John and I, on the other hand, decided it was just time for a burger, and they had a special burger with bacon and BBQ sauce and veg and cheese and other stuff on it. We both got that, and John went for a salad with his while I looked closely at the menu and found that the fries could come with an aioli (mayonnaise) or gravy!

With Gravy
Gravy. Only in Canada. So I had to get the gravy, and it was a good, brown gravy with plenty of body to it. I really loved it, and ate all my fries with it.

After dinner we wandered around the mall, bought an ice cream cone and tried to figure out breakfast. The little tiny grocery store had boxes of cereal for ten more more dollars a box. The milk was five dollars a quart, and the fruit was nearly as pricey. John ended up buying an apple and one banana for himself, and we decided it would be cheaper to just hit one of the three bakeries in the same tiny mall, since it was on the way up to the head of the trail to the Plain of the Six Glaciers teahouse.

We'd heard of the two tea houses near Lake Louise, and that the Plain of the Six Glaciers one was further, but with far better vistas, and a very steep hike at the end. When we had been at the Visitor's Center, the ranger and two hikers who had done both hikes told us that the Plain of the Six Glaciers was the better hike with more spectacular views. It was more work, too, but worth it.

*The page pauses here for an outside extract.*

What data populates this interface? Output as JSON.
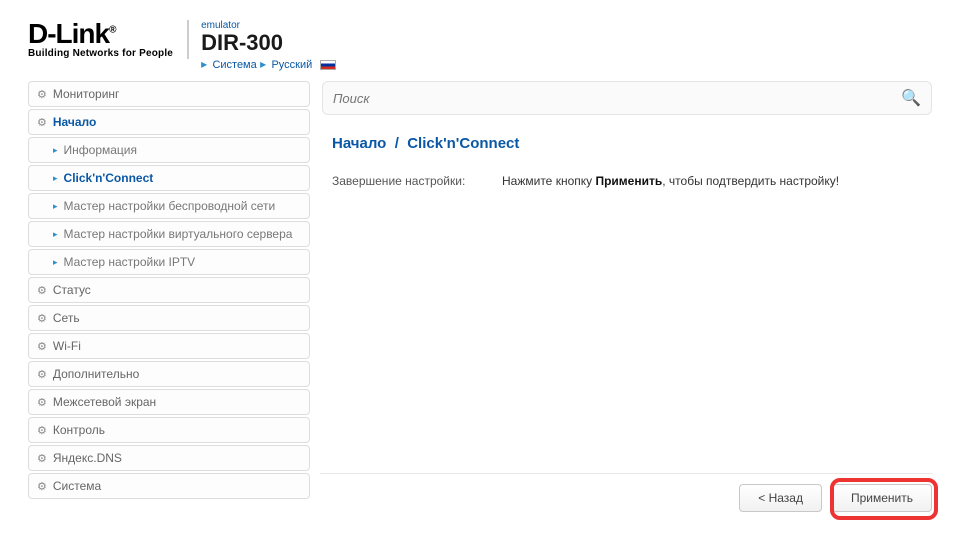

After figuring all that out, we went to huddle by the door of the visitor's center with about a dozen other people, all mooching the free WI Fi from there. We even got a quick letter from Jet, and answer to John's quick query about how things were going. Jet was doing fine, having great adventures, and thoughtful enough to write us a pretty substantial letter about how thing were going. That was amazingly cool to get.

We went back to the campground, which was in the shadow of a mountain to our West, so with its shading bulk, the campground got a lot darker a lot sooner than it had the night before, and we slept really really well.
Tags: ,
You don't get fries with gravy in the States? I thought that was a universal option. Cheese curds are us, of course.
Poutine!!
Nope... no gravy for us, or cheese curds. So sad....

So I took advantage while I was up there. *grins*
Lovely!

And yes, good choice on mostly resting your knees. I basically screwed mine up forever, accompanying the kid on a field trip up... lords, one of the nearby tall mounds, a couple hours away or so. Up, and down, and my knees were never the same afterwards -- and now will go out on me randomly, so I got a dragon-headed cane for those times. O:>
Aww... yeah... I could totally see how that could happen. You really have my sympathy on that.

I do love the idea of a dragon-headed cane, though. That's wonderful! I got a regular hook cane for my Bartitusu class, and thinking about it being a dragon-headed one is pretty amazing.